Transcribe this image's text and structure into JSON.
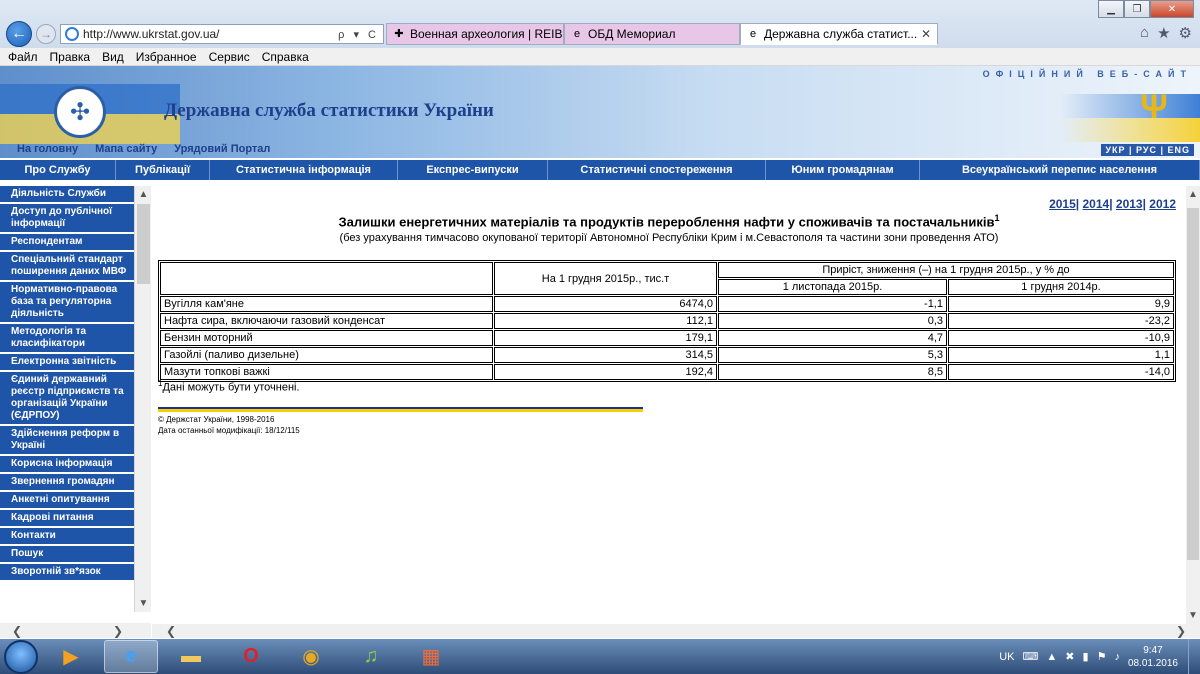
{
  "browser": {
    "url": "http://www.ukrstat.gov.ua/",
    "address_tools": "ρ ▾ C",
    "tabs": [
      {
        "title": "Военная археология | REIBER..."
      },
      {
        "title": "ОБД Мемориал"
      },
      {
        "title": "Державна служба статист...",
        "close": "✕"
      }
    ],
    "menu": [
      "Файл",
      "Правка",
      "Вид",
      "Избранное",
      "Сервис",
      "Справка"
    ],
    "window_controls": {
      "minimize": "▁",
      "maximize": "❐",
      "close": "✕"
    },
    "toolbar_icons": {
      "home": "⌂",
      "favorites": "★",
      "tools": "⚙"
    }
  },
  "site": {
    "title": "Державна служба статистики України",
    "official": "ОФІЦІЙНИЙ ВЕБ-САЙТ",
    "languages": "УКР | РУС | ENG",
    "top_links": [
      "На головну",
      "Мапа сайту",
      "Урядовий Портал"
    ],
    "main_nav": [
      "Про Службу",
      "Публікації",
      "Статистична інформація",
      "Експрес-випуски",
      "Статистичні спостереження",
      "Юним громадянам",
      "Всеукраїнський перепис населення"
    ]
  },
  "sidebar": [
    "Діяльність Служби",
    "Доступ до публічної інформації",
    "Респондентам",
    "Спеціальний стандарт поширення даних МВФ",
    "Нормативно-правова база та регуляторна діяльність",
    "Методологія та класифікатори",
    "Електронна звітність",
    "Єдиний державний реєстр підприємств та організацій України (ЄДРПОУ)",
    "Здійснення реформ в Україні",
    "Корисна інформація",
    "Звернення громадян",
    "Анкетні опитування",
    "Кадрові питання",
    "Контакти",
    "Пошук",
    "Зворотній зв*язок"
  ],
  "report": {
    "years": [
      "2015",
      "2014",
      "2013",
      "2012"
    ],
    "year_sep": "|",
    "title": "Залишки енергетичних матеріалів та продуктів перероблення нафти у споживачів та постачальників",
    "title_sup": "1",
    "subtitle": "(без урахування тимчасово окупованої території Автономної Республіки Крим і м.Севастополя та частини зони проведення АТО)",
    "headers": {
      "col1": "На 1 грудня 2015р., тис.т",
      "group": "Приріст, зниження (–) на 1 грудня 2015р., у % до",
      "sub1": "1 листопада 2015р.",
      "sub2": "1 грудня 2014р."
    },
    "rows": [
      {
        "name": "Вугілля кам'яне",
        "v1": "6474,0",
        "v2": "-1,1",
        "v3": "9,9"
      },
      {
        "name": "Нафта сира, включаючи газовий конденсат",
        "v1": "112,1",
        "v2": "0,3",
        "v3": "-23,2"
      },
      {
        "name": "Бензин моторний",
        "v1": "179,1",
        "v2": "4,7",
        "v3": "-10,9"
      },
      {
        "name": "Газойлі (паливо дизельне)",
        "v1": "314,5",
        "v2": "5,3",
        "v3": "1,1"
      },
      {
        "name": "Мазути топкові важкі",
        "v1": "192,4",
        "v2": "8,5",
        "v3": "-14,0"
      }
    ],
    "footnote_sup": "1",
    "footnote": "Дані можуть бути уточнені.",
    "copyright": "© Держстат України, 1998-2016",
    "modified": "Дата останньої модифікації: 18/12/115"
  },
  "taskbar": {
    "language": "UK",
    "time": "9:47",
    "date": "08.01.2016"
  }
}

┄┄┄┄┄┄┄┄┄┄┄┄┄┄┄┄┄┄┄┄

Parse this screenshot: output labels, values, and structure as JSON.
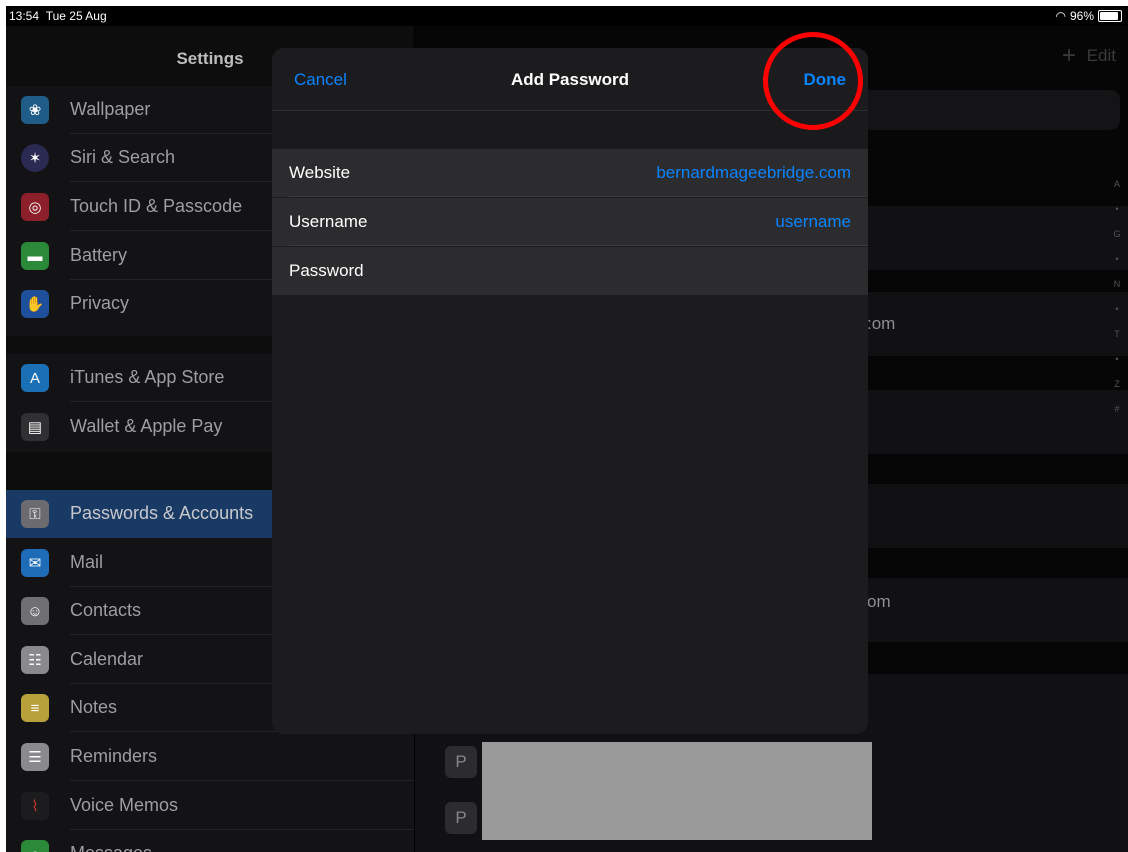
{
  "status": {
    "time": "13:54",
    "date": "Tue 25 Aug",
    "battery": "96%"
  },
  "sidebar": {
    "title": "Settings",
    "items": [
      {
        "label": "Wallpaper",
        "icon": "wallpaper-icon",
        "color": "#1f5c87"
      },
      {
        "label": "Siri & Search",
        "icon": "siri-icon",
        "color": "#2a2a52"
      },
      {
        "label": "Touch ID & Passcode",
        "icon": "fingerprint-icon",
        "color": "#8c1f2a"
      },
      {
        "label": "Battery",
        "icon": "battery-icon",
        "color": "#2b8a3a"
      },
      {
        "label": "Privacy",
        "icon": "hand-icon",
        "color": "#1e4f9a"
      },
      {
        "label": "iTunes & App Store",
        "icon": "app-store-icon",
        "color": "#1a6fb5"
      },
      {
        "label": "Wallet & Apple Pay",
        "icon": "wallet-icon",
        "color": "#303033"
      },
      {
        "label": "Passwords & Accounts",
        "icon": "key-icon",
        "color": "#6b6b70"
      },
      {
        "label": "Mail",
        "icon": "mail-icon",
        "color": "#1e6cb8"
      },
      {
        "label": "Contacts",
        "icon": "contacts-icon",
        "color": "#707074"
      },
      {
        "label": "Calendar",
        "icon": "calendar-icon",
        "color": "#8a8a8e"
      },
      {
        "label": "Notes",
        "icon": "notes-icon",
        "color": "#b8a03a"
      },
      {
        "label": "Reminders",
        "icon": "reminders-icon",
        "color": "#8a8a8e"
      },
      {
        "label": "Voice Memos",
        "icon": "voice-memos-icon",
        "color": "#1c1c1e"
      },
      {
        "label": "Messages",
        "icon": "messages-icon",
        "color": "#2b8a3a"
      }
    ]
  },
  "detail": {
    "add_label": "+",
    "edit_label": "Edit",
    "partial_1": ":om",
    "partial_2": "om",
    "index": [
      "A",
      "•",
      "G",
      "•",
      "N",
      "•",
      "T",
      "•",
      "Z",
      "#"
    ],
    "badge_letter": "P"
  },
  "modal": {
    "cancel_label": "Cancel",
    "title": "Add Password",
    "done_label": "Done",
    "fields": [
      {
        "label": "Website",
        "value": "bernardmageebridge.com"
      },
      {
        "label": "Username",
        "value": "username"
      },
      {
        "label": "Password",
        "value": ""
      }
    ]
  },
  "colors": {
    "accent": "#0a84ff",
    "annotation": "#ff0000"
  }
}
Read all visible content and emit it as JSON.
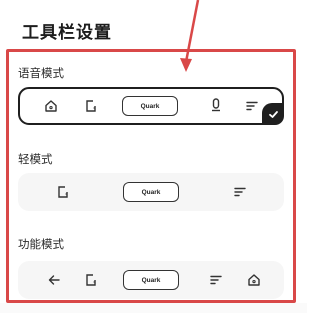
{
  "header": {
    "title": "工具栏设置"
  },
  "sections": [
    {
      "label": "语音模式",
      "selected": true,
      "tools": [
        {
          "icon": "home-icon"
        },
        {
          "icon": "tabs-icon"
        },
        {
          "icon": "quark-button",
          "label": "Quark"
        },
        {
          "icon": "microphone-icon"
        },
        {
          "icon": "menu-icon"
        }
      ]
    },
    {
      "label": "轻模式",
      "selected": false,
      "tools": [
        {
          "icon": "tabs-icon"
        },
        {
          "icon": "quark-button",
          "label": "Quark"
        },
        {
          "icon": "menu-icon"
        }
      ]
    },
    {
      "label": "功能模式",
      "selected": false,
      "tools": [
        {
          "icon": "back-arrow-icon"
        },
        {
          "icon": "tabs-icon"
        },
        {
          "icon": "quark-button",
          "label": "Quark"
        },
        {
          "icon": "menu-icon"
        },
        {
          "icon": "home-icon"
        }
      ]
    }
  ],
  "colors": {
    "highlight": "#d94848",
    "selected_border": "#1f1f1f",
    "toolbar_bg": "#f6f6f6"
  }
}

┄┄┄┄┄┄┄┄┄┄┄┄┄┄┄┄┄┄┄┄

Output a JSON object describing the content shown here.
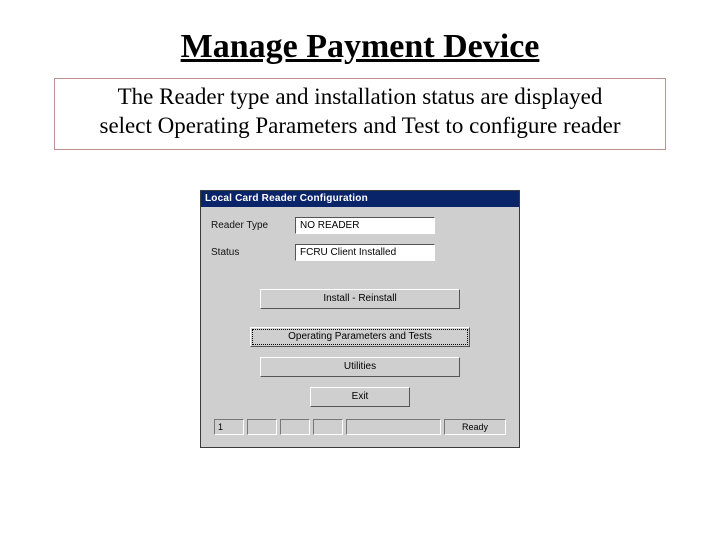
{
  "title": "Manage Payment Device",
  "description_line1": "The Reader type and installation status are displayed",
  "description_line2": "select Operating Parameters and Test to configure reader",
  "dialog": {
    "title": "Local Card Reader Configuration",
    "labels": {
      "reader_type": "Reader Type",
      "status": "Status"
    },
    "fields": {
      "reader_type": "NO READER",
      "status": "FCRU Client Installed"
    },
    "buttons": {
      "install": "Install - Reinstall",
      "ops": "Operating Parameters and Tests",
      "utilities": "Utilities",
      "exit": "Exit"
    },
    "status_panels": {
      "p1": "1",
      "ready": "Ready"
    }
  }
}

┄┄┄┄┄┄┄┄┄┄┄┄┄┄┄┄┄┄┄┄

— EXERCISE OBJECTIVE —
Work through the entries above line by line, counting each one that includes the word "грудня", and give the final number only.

— SOLUTION TO THE EXERCISE —
3